Combat Medical Systems of Fayetteville, N.C., maker of the CRoC, recognized the need for an atypical tourniquet device and has worked extensively with the U.S. Army’s Institute for Surgical Research in San Antonio, Tex., and with the Wake Forest University Baptist Medical Center in Winston Salem, N.C., to ensure the device’s clinical efficacy.
“The CRoC is the first device available to treat junctional hemorrhage of the upper extremity on the battlefield or anywhere else, and Combat Medical Systems continues to lead the way in the best care for the nation,” said Dr. John Kragh of the U.S. Army. “We in the military also continue to be impressed with their team which includes Wake Forest University in their commitment to the best care for these casualties.”
The Committee on Tactical Combat Casualty Care (CoTCCC) recommends the device, which applies in seconds. It has already shown life saving success in limited use in Afghanistan as well as multiple Life Flight cases in the U.S.
“Everyone at Combat Medical Systems is excited about this recent news,” said Chris Murphy, Vice President of Research and Development. “This has certainly been a team effort. The support we have received from the USAISR and Wake Forest University has been invaluable in our efforts to deliver this on-of-a-kind device. But it is the early adopters, the military leaders and most importantly our great military medics and corpsman that serve our fallen every day that deserve the most credit.”
Combat Medical Systems was founded in 2008 by a team of experienced military medical personnel and industry product specialists with a mission to simplify tactical medicine.
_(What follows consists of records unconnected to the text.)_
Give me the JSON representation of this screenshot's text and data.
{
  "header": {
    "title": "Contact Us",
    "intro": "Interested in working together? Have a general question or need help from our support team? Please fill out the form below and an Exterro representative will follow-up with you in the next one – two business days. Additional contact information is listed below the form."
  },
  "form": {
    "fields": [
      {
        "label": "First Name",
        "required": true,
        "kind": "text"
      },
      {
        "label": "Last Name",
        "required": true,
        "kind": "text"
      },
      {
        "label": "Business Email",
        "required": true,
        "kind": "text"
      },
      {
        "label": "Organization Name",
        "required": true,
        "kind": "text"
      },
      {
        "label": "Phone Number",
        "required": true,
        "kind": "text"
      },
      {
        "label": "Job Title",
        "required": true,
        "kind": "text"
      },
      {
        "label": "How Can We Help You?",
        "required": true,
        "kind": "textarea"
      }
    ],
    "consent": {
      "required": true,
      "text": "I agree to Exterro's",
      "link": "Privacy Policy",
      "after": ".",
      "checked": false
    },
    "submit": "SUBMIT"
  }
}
Headquartered in Fayetteville, N.C., nearby Ft. Bragg acts as its catalyst to staying current with medical trends and product development. www.combatmedicalsystems.com